::: THE INPUT
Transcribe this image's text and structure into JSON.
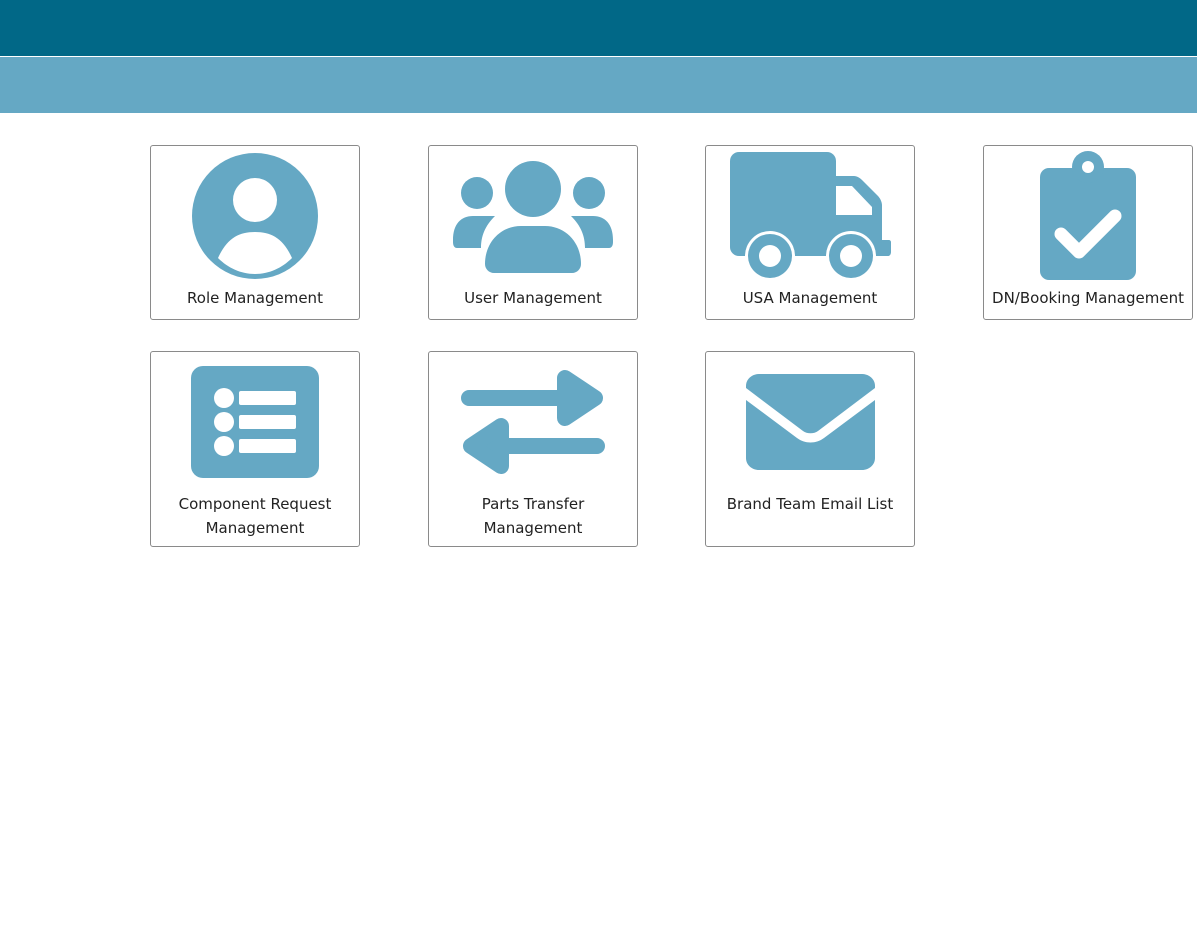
{
  "header": {
    "brand_color": "#016887",
    "subbar_color": "#65a8c4"
  },
  "icon_color": "#65a8c4",
  "tiles": [
    {
      "label": "Role Management",
      "icon": "user-circle-icon"
    },
    {
      "label": "User Management",
      "icon": "users-icon"
    },
    {
      "label": "USA Management",
      "icon": "truck-icon"
    },
    {
      "label": "DN/Booking Management",
      "icon": "clipboard-check-icon"
    },
    {
      "label": "Component Request Management",
      "icon": "list-icon"
    },
    {
      "label": "Parts Transfer Management",
      "icon": "exchange-arrows-icon"
    },
    {
      "label": "Brand Team Email List",
      "icon": "envelope-icon"
    }
  ]
}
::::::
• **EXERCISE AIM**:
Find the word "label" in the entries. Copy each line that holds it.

• **ANSWER BELOW**:
      "label": "Role Management",
      "label": "User Management",
      "label": "USA Management",
      "label": "DN/Booking Management",
      "label": "Component Request Management",
      "label": "Parts Transfer Management",
      "label": "Brand Team Email List",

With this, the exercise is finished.